= Beginning of Section =

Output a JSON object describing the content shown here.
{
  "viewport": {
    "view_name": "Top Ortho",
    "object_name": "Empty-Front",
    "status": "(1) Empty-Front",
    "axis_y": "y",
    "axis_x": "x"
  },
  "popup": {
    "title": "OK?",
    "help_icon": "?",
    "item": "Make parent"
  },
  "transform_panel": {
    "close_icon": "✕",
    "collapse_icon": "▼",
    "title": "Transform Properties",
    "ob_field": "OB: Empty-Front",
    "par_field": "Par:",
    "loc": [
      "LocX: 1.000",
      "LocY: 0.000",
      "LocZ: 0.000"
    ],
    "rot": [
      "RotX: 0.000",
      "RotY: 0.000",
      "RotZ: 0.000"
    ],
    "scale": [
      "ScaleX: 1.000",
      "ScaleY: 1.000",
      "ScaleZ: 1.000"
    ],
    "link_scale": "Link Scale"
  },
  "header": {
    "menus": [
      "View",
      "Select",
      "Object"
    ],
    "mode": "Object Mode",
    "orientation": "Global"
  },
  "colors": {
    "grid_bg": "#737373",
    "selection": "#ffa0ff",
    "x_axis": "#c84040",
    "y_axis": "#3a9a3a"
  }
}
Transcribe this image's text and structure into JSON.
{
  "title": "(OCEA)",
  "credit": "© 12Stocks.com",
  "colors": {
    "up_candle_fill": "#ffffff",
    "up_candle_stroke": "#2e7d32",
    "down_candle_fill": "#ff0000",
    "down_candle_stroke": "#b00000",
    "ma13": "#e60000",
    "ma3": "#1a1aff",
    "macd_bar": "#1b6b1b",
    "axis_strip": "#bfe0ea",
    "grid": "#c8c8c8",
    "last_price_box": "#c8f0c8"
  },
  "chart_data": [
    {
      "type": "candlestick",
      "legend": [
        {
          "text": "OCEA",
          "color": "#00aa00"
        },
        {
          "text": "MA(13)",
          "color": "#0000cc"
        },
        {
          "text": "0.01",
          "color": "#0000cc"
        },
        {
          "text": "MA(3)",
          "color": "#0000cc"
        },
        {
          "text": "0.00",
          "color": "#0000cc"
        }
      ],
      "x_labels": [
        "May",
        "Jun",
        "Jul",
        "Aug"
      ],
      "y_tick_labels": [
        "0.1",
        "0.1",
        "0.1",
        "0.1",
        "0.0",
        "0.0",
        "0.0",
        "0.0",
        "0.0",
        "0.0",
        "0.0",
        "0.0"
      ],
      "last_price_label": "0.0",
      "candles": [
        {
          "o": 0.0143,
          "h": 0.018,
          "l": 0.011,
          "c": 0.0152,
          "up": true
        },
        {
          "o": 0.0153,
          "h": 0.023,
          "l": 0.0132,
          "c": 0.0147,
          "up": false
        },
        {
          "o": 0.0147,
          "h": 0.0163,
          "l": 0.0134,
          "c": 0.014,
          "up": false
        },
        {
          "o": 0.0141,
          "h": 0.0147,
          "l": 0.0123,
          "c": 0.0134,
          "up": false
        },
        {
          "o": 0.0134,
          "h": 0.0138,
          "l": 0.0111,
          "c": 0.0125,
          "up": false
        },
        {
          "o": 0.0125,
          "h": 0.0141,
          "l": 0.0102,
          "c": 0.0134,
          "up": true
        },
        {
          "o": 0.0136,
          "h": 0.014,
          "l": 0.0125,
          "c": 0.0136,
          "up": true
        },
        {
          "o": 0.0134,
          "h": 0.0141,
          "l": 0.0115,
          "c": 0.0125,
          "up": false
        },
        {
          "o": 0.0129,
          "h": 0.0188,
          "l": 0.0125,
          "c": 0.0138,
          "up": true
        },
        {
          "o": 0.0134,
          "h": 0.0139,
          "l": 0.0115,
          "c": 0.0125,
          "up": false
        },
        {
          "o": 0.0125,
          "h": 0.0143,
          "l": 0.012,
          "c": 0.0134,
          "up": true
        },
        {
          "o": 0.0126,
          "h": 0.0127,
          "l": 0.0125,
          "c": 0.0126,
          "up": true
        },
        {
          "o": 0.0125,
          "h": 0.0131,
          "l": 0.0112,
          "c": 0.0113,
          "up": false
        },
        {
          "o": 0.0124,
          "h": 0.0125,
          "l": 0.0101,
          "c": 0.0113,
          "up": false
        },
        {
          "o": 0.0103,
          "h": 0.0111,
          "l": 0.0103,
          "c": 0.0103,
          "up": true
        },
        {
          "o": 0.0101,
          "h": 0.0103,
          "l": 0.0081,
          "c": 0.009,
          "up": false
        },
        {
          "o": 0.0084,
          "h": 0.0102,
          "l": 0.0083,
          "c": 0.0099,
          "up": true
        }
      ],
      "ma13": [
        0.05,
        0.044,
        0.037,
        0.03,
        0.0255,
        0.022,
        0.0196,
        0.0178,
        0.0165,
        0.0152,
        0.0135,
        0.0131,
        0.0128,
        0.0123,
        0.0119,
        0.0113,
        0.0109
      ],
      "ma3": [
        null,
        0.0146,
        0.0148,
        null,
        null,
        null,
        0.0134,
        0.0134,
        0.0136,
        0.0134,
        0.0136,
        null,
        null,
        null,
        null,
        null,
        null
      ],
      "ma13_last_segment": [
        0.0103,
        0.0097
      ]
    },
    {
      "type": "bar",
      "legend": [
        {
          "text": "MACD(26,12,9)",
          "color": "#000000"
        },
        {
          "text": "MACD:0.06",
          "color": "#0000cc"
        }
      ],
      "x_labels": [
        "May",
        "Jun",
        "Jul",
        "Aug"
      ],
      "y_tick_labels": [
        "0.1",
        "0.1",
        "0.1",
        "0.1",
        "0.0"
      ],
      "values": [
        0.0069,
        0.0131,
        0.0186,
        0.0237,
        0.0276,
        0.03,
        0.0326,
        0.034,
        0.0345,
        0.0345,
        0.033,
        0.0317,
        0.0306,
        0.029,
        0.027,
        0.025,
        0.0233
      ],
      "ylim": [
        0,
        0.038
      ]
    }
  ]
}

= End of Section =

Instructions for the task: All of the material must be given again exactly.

Your response:
Output a JSON object describing the content shown here.
{
  "viewport": {
    "view_name": "Top Ortho",
    "object_name": "Empty-Front",
    "status": "(1) Empty-Front",
    "axis_y": "y",
    "axis_x": "x"
  },
  "popup": {
    "title": "OK?",
    "help_icon": "?",
    "item": "Make parent"
  },
  "transform_panel": {
    "close_icon": "✕",
    "collapse_icon": "▼",
    "title": "Transform Properties",
    "ob_field": "OB: Empty-Front",
    "par_field": "Par:",
    "loc": [
      "LocX: 1.000",
      "LocY: 0.000",
      "LocZ: 0.000"
    ],
    "rot": [
      "RotX: 0.000",
      "RotY: 0.000",
      "RotZ: 0.000"
    ],
    "scale": [
      "ScaleX: 1.000",
      "ScaleY: 1.000",
      "ScaleZ: 1.000"
    ],
    "link_scale": "Link Scale"
  },
  "header": {
    "menus": [
      "View",
      "Select",
      "Object"
    ],
    "mode": "Object Mode",
    "orientation": "Global"
  },
  "colors": {
    "grid_bg": "#737373",
    "selection": "#ffa0ff",
    "x_axis": "#c84040",
    "y_axis": "#3a9a3a"
  }
}
Transcribe this image's text and structure into JSON.
{
  "title": "(OCEA)",
  "credit": "© 12Stocks.com",
  "colors": {
    "up_candle_fill": "#ffffff",
    "up_candle_stroke": "#2e7d32",
    "down_candle_fill": "#ff0000",
    "down_candle_stroke": "#b00000",
    "ma13": "#e60000",
    "ma3": "#1a1aff",
    "macd_bar": "#1b6b1b",
    "axis_strip": "#bfe0ea",
    "grid": "#c8c8c8",
    "last_price_box": "#c8f0c8"
  },
  "chart_data": [
    {
      "type": "candlestick",
      "legend": [
        {
          "text": "OCEA",
          "color": "#00aa00"
        },
        {
          "text": "MA(13)",
          "color": "#0000cc"
        },
        {
          "text": "0.01",
          "color": "#0000cc"
        },
        {
          "text": "MA(3)",
          "color": "#0000cc"
        },
        {
          "text": "0.00",
          "color": "#0000cc"
        }
      ],
      "x_labels": [
        "May",
        "Jun",
        "Jul",
        "Aug"
      ],
      "y_tick_labels": [
        "0.1",
        "0.1",
        "0.1",
        "0.1",
        "0.0",
        "0.0",
        "0.0",
        "0.0",
        "0.0",
        "0.0",
        "0.0",
        "0.0"
      ],
      "last_price_label": "0.0",
      "candles": [
        {
          "o": 0.0143,
          "h": 0.018,
          "l": 0.011,
          "c": 0.0152,
          "up": true
        },
        {
          "o": 0.0153,
          "h": 0.023,
          "l": 0.0132,
          "c": 0.0147,
          "up": false
        },
        {
          "o": 0.0147,
          "h": 0.0163,
          "l": 0.0134,
          "c": 0.014,
          "up": false
        },
        {
          "o": 0.0141,
          "h": 0.0147,
          "l": 0.0123,
          "c": 0.0134,
          "up": false
        },
        {
          "o": 0.0134,
          "h": 0.0138,
          "l": 0.0111,
          "c": 0.0125,
          "up": false
        },
        {
          "o": 0.0125,
          "h": 0.0141,
          "l": 0.0102,
          "c": 0.0134,
          "up": true
        },
        {
          "o": 0.0136,
          "h": 0.014,
          "l": 0.0125,
          "c": 0.0136,
          "up": true
        },
        {
          "o": 0.0134,
          "h": 0.0141,
          "l": 0.0115,
          "c": 0.0125,
          "up": false
        },
        {
          "o": 0.0129,
          "h": 0.0188,
          "l": 0.0125,
          "c": 0.0138,
          "up": true
        },
        {
          "o": 0.0134,
          "h": 0.0139,
          "l": 0.0115,
          "c": 0.0125,
          "up": false
        },
        {
          "o": 0.0125,
          "h": 0.0143,
          "l": 0.012,
          "c": 0.0134,
          "up": true
        },
        {
          "o": 0.0126,
          "h": 0.0127,
          "l": 0.0125,
          "c": 0.0126,
          "up": true
        },
        {
          "o": 0.0125,
          "h": 0.0131,
          "l": 0.0112,
          "c": 0.0113,
          "up": false
        },
        {
          "o": 0.0124,
          "h": 0.0125,
          "l": 0.0101,
          "c": 0.0113,
          "up": false
        },
        {
          "o": 0.0103,
          "h": 0.0111,
          "l": 0.0103,
          "c": 0.0103,
          "up": true
        },
        {
          "o": 0.0101,
          "h": 0.0103,
          "l": 0.0081,
          "c": 0.009,
          "up": false
        },
        {
          "o": 0.0084,
          "h": 0.0102,
          "l": 0.0083,
          "c": 0.0099,
          "up": true
        }
      ],
      "ma13": [
        0.05,
        0.044,
        0.037,
        0.03,
        0.0255,
        0.022,
        0.0196,
        0.0178,
        0.0165,
        0.0152,
        0.0135,
        0.0131,
        0.0128,
        0.0123,
        0.0119,
        0.0113,
        0.0109
      ],
      "ma3": [
        null,
        0.0146,
        0.0148,
        null,
        null,
        null,
        0.0134,
        0.0134,
        0.0136,
        0.0134,
        0.0136,
        null,
        null,
        null,
        null,
        null,
        null
      ],
      "ma13_last_segment": [
        0.0103,
        0.0097
      ]
    },
    {
      "type": "bar",
      "legend": [
        {
          "text": "MACD(26,12,9)",
          "color": "#000000"
        },
        {
          "text": "MACD:0.06",
          "color": "#0000cc"
        }
      ],
      "x_labels": [
        "May",
        "Jun",
        "Jul",
        "Aug"
      ],
      "y_tick_labels": [
        "0.1",
        "0.1",
        "0.1",
        "0.1",
        "0.0"
      ],
      "values": [
        0.0069,
        0.0131,
        0.0186,
        0.0237,
        0.0276,
        0.03,
        0.0326,
        0.034,
        0.0345,
        0.0345,
        0.033,
        0.0317,
        0.0306,
        0.029,
        0.027,
        0.025,
        0.0233
      ],
      "ylim": [
        0,
        0.038
      ]
    }
  ]
}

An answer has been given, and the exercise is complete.